Attacks on communities of color and religious minorities have made clear the persistence of white supremacy. From grocery store shootings in Buffalo, N.Y., and El Paso, Texas, to multiple synagogue and mosque attacks, it is made clear that far too many across the country believe that America is, indeed, a white Christian nation; moreover, that violence is undeniably necessary for ensuring it remains that way.
The shooters expressed a wholehearted belief in the “great replacement” theory, which holds that Democrats and Jews are scheming to replace “real” (white) Americans with Black and brown immigrants.

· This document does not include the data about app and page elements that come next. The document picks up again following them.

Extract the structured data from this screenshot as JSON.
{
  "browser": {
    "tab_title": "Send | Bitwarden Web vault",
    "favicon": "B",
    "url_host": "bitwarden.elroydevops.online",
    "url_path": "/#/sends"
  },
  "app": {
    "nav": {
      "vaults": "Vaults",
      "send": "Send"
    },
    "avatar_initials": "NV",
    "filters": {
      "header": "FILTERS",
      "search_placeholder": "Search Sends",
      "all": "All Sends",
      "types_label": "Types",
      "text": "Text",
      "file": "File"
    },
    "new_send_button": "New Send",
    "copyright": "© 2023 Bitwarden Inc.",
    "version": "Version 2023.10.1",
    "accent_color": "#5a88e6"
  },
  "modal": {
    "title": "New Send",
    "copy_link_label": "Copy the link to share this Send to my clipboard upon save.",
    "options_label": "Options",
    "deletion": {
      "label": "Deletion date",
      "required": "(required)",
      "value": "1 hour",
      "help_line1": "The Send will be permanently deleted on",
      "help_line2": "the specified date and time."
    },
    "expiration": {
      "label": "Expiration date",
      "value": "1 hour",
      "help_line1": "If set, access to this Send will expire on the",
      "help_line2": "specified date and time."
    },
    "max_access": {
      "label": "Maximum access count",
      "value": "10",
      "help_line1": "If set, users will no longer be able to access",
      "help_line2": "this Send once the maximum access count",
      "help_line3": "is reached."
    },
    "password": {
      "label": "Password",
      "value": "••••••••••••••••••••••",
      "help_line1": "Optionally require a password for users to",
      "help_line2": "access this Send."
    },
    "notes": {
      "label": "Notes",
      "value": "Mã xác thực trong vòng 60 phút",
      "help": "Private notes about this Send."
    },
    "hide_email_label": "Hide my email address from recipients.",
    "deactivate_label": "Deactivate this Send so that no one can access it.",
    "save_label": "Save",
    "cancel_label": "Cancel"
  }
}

Although not all Christian nationalists hold this view, nor do all those who hold this view identify with Christian nationalism themselves, it is evident that both mimic a similar system of beliefs.

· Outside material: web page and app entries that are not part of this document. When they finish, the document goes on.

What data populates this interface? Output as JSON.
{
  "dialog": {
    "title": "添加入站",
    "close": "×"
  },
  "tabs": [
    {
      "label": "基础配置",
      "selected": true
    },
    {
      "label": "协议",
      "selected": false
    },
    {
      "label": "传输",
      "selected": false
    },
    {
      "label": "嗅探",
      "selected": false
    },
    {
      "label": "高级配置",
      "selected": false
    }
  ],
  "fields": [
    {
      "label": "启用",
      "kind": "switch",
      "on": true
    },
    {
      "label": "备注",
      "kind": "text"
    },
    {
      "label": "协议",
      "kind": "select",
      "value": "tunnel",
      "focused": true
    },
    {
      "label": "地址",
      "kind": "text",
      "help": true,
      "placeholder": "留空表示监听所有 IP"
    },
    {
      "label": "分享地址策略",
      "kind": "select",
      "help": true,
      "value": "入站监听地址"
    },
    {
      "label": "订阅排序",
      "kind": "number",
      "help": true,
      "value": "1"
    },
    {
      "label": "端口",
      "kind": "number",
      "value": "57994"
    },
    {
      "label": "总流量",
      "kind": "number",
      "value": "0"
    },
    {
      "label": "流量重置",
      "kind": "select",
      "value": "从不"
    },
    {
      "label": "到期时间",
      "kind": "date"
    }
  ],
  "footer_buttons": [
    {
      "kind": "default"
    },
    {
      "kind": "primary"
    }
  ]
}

Recent years have reminded us of the pervasiveness of white nationalism like never before. Growing up in an incredibly contentious time in American politics, many people my age first began articulating some sense of political literacy during this time of peril. For many, the 2016 presidential election was the first time we couldn’t help but listen. It was the first time we had seen such blatantly racist and bigoted platforms be given national recognition and admiration.
Yet, Donald Trump was hardly the first politician to embolden White nationalist views, nor will he be the last. But he had a significant role in establishing the system of minority rule we see today. Of the six justices that voted to overturn Roe v. Wade, five were nominated by presidents who lost the popular vote — Samuel A. Alito and John G. Roberts by President George W. Bush, and Amy Coney Barrett, Brett M. Kavanaugh, and Neil M. Gorsuch by Trump.

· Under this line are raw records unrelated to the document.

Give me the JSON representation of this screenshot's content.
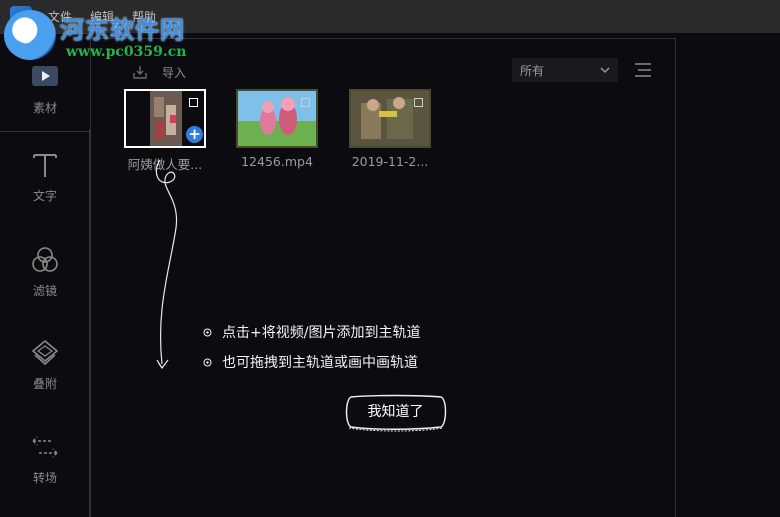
{
  "menubar": {
    "items": [
      "文件",
      "编辑",
      "帮助"
    ]
  },
  "watermark": {
    "text": "河东软件网",
    "url": "www.pc0359.cn"
  },
  "sidebar": {
    "items": [
      {
        "label": "素材",
        "icon": "play-media-icon",
        "active": true
      },
      {
        "label": "文字",
        "icon": "text-t-icon",
        "active": false
      },
      {
        "label": "滤镜",
        "icon": "filter-circles-icon",
        "active": false
      },
      {
        "label": "叠附",
        "icon": "overlay-layers-icon",
        "active": false
      },
      {
        "label": "转场",
        "icon": "transition-arrows-icon",
        "active": false
      }
    ]
  },
  "toolbar": {
    "import_label": "导入",
    "filter_value": "所有"
  },
  "media": {
    "items": [
      {
        "name": "阿姨做人要...",
        "selected": true
      },
      {
        "name": "12456.mp4",
        "selected": false
      },
      {
        "name": "2019-11-2...",
        "selected": false
      }
    ]
  },
  "guide": {
    "tips": [
      "点击+将视频/图片添加到主轨道",
      "也可拖拽到主轨道或画中画轨道"
    ],
    "button_label": "我知道了"
  },
  "colors": {
    "background": "#0c0c10",
    "menubar": "#2a2a2c",
    "accent": "#2d7de0",
    "border": "#2f3540"
  }
}
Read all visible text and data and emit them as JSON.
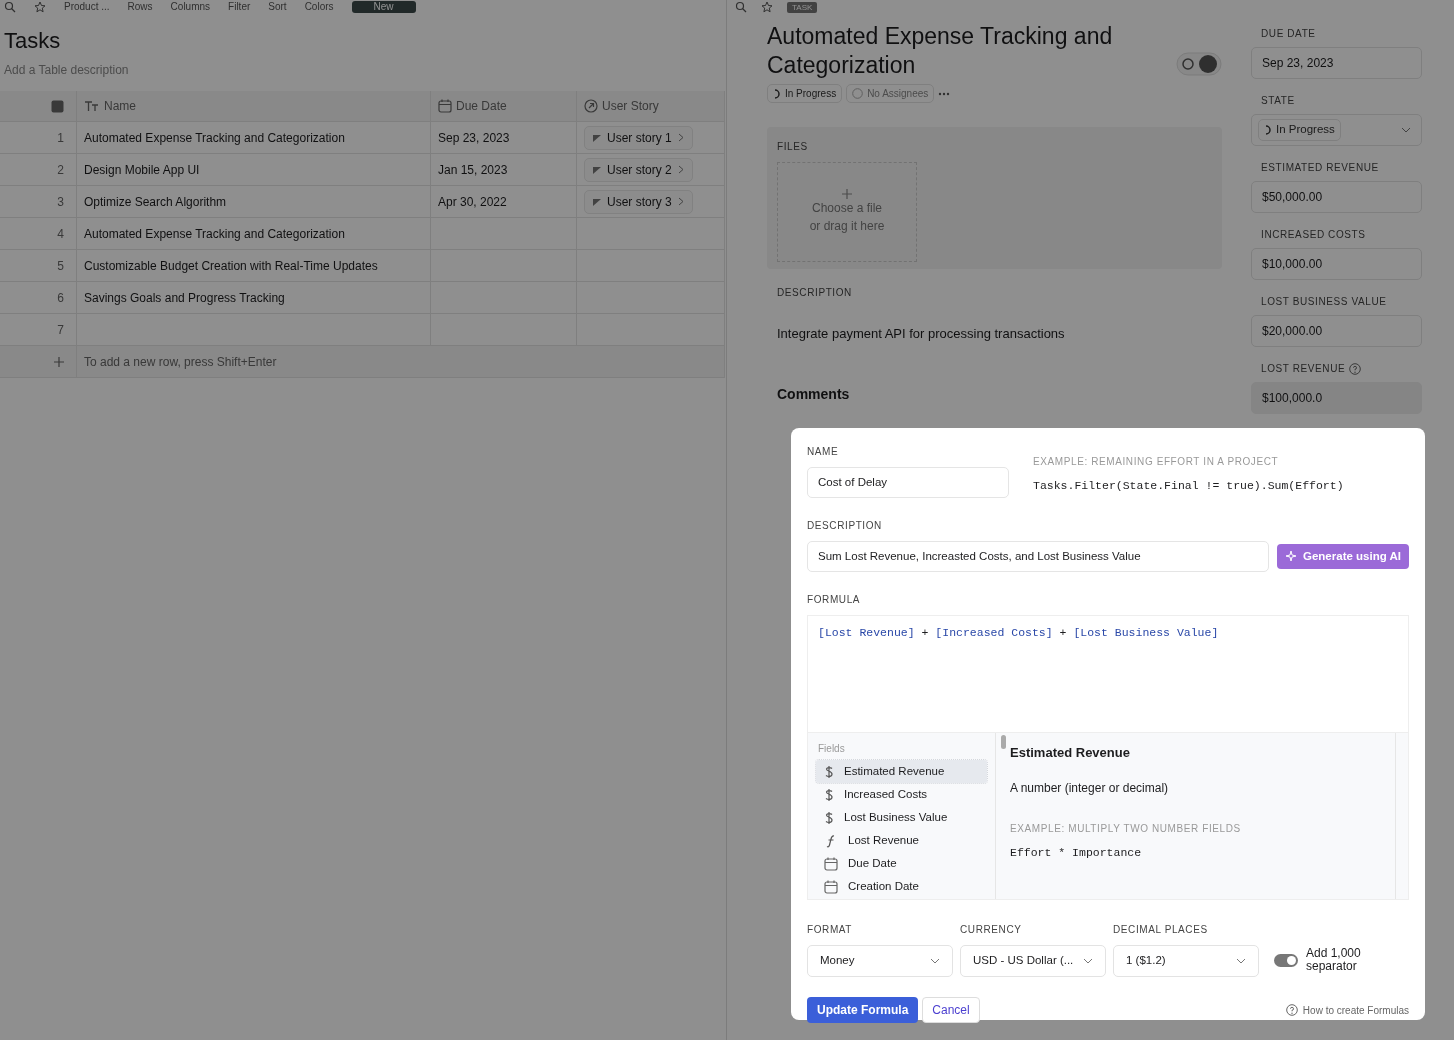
{
  "left_toolbar": {
    "breadcrumb": "Product ...",
    "buttons": [
      "Rows",
      "Columns",
      "Filter",
      "Sort",
      "Colors"
    ],
    "new_button": "New"
  },
  "table": {
    "title": "Tasks",
    "description_placeholder": "Add a Table description",
    "columns": [
      {
        "label": "Name",
        "kind": "text"
      },
      {
        "label": "Due Date",
        "kind": "date"
      },
      {
        "label": "User Story",
        "kind": "link"
      }
    ],
    "rows": [
      {
        "index": "1",
        "name": "Automated Expense Tracking and Categorization",
        "due_date": "Sep 23, 2023",
        "user_story": "User story 1"
      },
      {
        "index": "2",
        "name": "Design Mobile App UI",
        "due_date": "Jan 15, 2023",
        "user_story": "User story 2"
      },
      {
        "index": "3",
        "name": "Optimize Search Algorithm",
        "due_date": "Apr 30, 2022",
        "user_story": "User story 3"
      },
      {
        "index": "4",
        "name": "Automated Expense Tracking and Categorization"
      },
      {
        "index": "5",
        "name": "Customizable Budget Creation with Real-Time Updates"
      },
      {
        "index": "6",
        "name": "Savings Goals and Progress Tracking"
      },
      {
        "index": "7"
      }
    ],
    "add_row_hint": "To add a new row, press Shift+Enter"
  },
  "task": {
    "tag": "TASK",
    "title": "Automated Expense Tracking and Categorization",
    "status": "In Progress",
    "assignees": "No Assignees",
    "files_label": "FILES",
    "upload_lines": [
      "Choose a file",
      "or drag it here"
    ],
    "description_label": "DESCRIPTION",
    "description": "Integrate payment API for processing transactions",
    "comments_label": "Comments"
  },
  "properties": [
    {
      "label": "DUE DATE",
      "value": "Sep 23, 2023",
      "kind": "text"
    },
    {
      "label": "STATE",
      "value": "In Progress",
      "kind": "select"
    },
    {
      "label": "ESTIMATED REVENUE",
      "value": "$50,000.00",
      "kind": "text"
    },
    {
      "label": "INCREASED COSTS",
      "value": "$10,000.00",
      "kind": "text"
    },
    {
      "label": "LOST BUSINESS VALUE",
      "value": "$20,000.00",
      "kind": "text"
    },
    {
      "label": "LOST REVENUE",
      "value": "$100,000.0",
      "kind": "formula"
    }
  ],
  "formula_dialog": {
    "name_label": "NAME",
    "name_value": "Cost of Delay",
    "example_label": "EXAMPLE: REMAINING EFFORT IN A PROJECT",
    "example_code": "Tasks.Filter(State.Final != true).Sum(Effort)",
    "description_label": "DESCRIPTION",
    "description_value": "Sum Lost Revenue, Increasted Costs, and Lost Business Value",
    "generate_button": "Generate using AI",
    "formula_label": "FORMULA",
    "formula": "[Lost Revenue] + [Increased Costs] + [Lost Business Value]",
    "fields_heading": "Fields",
    "fields": [
      {
        "label": "Estimated Revenue",
        "kind": "money",
        "selected": true
      },
      {
        "label": "Increased Costs",
        "kind": "money",
        "selected": false
      },
      {
        "label": "Lost Business Value",
        "kind": "money",
        "selected": false
      },
      {
        "label": "Lost Revenue",
        "kind": "formula",
        "selected": false
      },
      {
        "label": "Due Date",
        "kind": "date",
        "selected": false
      },
      {
        "label": "Creation Date",
        "kind": "date",
        "selected": false
      }
    ],
    "detail": {
      "title": "Estimated Revenue",
      "type": "A number (integer or decimal)",
      "example_label": "EXAMPLE: MULTIPLY TWO NUMBER FIELDS",
      "example_code": "Effort * Importance"
    },
    "selects": [
      {
        "label": "FORMAT",
        "value": "Money"
      },
      {
        "label": "CURRENCY",
        "value": "USD - US Dollar (..."
      },
      {
        "label": "DECIMAL PLACES",
        "value": "1 ($1.2)"
      }
    ],
    "separator_toggle": {
      "label": "Add 1,000 separator",
      "on": true
    },
    "update_button": "Update Formula",
    "cancel_button": "Cancel",
    "help_link": "How to create Formulas"
  }
}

The growing power of Christian nationalists was highlighted recently in a disturbing New York Times article, As Andrew L. Seidel, AU’s vice president of strategic communications put it, “We are seeing them emboldened.”
To Christian nationalists, this isn’t just a political battle of ideologies, but a spiritual fight – with the nation’s salvation at stake. To them, America was founded as a Christian nation. Thus, God had bestowed the American people with the resources and power necessary to spread these Christian values (which, it should be clear, reflect an extreme fundamentalist interpretation of that faith that is rejected by millions of other Christians) no matter the consequence. To them. the end justifies the means.
White Christian nationalists believe their cause is an uphill battle. It’s not.
Throughout history, how many people have been belittled, attacked and killed in challenging the country’s inherently flawed institutions? How much of this country’s history has been defined by discrimination, violence and genocide at the hands of people who believe America is a white man’s country? History has shown that they have real power, no matter how much they deny it.
The true uphill battles have been those movements that challenged the discriminatory standards and policies that have cemented themselves into the American culture and its institutions. One such fight is for the separation of church and state.
To strive for religious freedom is to recognize how we can better the American experiment. It means promising greater freedom, fulfillment and protection to the people it has historically been denied.
Photo: Members of the far-right group Patriot Front march in Washington, D.C., December 2021. Getty Images.